Citing PatentFiling datePublication dateApplicantTitle
US4014445 *Mar 15, 1976Mar 29, 1977Mitsui Mining & Smelting Co., Ltd.Cathode plate transfer apparatus
US4192331 *Aug 28, 1978Mar 11, 1980Koering Dale JElectroplating apparatus
US4392506 *Oct 1, 1981Jul 12, 1983Kabushiki Kaisha Kobe Seiko ShoApparatus for conveying tubular materials in pickling facilities of the same
US4481963 *Jun 8, 1983Nov 13, 1984Metallurgie Hoboken-OverpeltDrop collector for an apparatus for conveying electrodes
US5086794 *Jun 21, 1990Feb 11, 1992Daniel GuerinatPlant for treating mechanical pieces in a washing tank
US20150083599 *Sep 22, 2014Mar 26, 2015Sms Meer GmbhMethod and system for the production of semi-finished copper products as well as method and apparatus for application of a wash

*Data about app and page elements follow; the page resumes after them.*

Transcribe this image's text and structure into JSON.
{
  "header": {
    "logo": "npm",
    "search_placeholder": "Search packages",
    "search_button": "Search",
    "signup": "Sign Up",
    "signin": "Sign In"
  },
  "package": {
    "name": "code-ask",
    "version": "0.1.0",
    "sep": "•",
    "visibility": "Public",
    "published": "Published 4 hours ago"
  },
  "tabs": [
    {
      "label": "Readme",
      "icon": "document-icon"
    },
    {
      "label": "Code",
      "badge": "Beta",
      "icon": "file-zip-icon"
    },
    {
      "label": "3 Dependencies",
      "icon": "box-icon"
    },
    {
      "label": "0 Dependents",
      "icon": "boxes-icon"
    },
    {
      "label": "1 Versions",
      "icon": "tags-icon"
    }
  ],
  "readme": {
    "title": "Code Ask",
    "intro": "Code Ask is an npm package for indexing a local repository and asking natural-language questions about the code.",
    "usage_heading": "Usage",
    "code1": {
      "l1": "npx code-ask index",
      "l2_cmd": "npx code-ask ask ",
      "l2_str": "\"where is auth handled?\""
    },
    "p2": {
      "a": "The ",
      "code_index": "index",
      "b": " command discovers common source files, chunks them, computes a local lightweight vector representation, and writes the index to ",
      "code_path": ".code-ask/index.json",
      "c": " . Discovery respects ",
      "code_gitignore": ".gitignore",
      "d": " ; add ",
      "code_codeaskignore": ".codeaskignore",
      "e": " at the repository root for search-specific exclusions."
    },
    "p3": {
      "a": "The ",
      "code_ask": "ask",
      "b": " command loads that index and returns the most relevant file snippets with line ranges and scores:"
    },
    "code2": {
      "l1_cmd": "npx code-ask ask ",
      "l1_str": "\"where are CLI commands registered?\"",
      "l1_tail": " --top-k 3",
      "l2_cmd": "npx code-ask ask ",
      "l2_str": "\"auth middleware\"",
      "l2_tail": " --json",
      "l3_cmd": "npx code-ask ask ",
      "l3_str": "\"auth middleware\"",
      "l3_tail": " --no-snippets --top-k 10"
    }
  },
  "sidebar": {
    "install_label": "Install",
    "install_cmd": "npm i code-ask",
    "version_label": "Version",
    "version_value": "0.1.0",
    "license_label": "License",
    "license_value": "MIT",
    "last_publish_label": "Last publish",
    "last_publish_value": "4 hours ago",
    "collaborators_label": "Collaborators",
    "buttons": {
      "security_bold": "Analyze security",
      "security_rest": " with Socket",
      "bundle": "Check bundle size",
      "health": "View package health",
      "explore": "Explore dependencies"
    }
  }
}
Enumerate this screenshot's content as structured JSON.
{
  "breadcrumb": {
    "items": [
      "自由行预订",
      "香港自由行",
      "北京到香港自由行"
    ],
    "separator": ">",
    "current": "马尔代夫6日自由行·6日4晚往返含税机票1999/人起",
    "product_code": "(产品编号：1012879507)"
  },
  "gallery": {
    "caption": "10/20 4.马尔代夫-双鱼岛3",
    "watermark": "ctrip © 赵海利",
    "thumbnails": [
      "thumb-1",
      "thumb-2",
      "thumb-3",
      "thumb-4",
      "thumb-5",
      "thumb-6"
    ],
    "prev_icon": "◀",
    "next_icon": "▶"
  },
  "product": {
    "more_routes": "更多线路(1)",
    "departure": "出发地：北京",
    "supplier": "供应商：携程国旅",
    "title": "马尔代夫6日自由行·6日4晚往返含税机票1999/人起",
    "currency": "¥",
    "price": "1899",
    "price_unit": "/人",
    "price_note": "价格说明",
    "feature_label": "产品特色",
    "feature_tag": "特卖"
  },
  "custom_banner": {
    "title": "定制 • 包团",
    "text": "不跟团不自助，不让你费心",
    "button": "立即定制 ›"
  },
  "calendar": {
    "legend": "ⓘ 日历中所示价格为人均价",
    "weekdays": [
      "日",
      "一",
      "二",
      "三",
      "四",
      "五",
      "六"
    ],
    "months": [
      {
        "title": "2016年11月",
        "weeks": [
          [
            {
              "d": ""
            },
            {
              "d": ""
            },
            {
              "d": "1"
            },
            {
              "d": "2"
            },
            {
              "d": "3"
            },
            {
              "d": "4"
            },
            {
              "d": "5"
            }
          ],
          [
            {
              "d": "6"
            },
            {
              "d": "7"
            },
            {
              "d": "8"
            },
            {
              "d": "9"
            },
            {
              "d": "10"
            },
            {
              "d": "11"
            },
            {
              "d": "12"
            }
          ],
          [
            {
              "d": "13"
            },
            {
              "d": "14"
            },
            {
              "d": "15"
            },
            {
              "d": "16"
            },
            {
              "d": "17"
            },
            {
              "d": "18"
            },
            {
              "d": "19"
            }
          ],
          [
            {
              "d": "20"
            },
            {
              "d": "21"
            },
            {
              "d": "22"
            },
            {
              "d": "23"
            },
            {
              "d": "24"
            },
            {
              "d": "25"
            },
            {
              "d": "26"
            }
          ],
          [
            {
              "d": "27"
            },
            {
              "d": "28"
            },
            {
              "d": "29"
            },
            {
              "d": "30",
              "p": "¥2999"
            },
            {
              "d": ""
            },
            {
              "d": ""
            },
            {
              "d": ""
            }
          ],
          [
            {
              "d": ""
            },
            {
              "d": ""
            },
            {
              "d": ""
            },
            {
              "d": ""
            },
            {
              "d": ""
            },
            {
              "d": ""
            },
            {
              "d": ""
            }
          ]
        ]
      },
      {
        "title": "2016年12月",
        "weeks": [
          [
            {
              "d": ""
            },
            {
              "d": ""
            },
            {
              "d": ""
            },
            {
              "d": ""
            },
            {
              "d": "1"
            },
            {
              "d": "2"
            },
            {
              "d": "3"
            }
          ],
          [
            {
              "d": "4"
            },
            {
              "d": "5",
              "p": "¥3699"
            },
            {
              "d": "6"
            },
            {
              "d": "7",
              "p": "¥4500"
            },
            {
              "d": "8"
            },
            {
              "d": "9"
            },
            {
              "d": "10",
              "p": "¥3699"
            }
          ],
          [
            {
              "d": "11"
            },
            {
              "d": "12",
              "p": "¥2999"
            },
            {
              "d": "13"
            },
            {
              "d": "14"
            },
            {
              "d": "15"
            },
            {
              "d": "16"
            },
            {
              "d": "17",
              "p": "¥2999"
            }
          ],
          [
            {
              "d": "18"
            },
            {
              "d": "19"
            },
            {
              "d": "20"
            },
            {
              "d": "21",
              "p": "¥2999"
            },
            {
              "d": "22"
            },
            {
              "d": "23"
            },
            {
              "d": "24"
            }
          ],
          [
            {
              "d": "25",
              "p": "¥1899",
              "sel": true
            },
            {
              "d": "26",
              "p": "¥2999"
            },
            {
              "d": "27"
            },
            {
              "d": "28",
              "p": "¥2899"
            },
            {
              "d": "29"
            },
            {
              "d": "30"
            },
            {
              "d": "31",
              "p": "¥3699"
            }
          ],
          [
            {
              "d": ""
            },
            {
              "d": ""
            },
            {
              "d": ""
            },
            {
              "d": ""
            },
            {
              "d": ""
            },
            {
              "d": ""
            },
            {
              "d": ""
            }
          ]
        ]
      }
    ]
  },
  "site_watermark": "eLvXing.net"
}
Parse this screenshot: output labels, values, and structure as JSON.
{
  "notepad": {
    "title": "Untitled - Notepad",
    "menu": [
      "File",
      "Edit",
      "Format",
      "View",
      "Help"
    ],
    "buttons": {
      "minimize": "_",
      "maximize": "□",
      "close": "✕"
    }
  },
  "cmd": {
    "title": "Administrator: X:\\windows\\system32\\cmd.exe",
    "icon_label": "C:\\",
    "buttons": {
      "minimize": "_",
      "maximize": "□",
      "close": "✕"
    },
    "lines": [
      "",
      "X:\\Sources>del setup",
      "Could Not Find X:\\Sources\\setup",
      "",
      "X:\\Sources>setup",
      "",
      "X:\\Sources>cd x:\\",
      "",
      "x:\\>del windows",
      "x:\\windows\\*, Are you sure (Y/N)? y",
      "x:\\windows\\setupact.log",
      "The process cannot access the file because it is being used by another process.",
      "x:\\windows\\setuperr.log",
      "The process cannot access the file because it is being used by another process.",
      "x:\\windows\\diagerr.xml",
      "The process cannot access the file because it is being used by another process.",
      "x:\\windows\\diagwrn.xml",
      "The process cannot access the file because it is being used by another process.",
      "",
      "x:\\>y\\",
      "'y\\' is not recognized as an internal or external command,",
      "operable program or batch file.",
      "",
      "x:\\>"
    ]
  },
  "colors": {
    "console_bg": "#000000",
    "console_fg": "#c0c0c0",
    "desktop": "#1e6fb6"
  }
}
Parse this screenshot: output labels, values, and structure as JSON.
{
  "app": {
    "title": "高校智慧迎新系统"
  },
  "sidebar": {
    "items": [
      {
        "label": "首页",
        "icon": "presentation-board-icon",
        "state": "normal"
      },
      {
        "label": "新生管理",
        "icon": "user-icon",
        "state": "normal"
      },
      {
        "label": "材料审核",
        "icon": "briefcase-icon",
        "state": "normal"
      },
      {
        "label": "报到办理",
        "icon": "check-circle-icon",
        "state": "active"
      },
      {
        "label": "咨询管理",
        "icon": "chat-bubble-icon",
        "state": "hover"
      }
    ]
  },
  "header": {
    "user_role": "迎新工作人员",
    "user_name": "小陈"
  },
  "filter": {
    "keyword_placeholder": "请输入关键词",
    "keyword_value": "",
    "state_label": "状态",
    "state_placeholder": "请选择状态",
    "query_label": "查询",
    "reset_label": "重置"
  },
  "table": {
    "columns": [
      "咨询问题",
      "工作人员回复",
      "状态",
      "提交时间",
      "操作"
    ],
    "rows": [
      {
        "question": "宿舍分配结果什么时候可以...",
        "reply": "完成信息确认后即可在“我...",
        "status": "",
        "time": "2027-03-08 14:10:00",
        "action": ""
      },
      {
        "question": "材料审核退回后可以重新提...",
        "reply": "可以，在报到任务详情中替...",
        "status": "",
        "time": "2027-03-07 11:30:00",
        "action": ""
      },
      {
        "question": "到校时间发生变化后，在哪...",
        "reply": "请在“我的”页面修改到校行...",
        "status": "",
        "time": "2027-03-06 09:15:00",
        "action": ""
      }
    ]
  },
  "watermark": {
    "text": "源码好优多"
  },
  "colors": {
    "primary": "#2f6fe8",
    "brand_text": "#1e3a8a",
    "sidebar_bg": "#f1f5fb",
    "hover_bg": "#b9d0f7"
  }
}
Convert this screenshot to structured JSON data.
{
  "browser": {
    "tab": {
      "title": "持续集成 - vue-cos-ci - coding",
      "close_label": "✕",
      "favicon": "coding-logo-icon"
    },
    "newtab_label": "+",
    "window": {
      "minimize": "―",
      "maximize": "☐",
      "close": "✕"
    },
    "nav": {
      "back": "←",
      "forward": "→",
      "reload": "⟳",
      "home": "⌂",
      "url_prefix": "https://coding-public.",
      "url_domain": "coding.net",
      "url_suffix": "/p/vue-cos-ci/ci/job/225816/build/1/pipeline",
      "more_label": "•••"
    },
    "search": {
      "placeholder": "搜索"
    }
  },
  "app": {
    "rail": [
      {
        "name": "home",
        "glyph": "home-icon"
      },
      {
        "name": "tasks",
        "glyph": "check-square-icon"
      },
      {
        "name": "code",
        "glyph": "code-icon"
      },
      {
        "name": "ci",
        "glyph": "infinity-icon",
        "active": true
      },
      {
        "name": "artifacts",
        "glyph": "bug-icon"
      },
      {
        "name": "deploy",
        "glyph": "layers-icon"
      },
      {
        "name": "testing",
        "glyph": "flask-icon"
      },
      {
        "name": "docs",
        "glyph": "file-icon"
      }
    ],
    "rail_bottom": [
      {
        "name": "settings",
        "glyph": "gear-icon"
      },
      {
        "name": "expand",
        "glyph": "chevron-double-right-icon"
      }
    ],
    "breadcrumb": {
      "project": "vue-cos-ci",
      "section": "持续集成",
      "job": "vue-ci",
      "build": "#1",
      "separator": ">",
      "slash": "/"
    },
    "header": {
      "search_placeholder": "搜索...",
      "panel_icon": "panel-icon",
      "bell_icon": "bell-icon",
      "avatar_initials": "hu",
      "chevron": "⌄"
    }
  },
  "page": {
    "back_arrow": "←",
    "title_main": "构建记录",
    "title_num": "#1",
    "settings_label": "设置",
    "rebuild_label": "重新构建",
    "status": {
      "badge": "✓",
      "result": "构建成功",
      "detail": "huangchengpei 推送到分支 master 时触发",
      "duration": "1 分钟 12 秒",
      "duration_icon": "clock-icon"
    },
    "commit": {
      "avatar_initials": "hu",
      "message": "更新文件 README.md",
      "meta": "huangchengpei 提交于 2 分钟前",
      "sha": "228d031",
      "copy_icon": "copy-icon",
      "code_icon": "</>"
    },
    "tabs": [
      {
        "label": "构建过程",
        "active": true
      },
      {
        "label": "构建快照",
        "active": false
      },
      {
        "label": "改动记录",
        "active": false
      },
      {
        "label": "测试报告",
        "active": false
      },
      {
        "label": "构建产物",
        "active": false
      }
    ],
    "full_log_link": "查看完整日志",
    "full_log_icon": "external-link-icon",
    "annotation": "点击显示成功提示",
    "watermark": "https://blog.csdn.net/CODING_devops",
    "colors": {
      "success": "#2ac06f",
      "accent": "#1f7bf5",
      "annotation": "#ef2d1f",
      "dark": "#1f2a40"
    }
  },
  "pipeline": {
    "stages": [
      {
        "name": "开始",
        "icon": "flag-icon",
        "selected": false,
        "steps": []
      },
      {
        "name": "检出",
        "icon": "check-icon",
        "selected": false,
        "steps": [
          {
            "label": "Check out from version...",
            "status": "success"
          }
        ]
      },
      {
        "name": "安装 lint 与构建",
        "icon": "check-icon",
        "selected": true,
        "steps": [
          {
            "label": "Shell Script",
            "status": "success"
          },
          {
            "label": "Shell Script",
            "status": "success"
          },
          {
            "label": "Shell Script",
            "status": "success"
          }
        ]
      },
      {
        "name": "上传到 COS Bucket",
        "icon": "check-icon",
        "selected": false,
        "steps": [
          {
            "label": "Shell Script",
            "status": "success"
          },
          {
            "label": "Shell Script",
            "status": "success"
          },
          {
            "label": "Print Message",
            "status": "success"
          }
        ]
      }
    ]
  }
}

Classifications
U.S. Classification414/225.1, 134/104.3, 134/104.4, 134/76
International ClassificationB65G49/00, B65G49/04, C25C7/00, C25C7/06, B65G47/74, C25C7/02
Cooperative ClassificationB65G49/0459
European ClassificationB65G49/04B4A4A2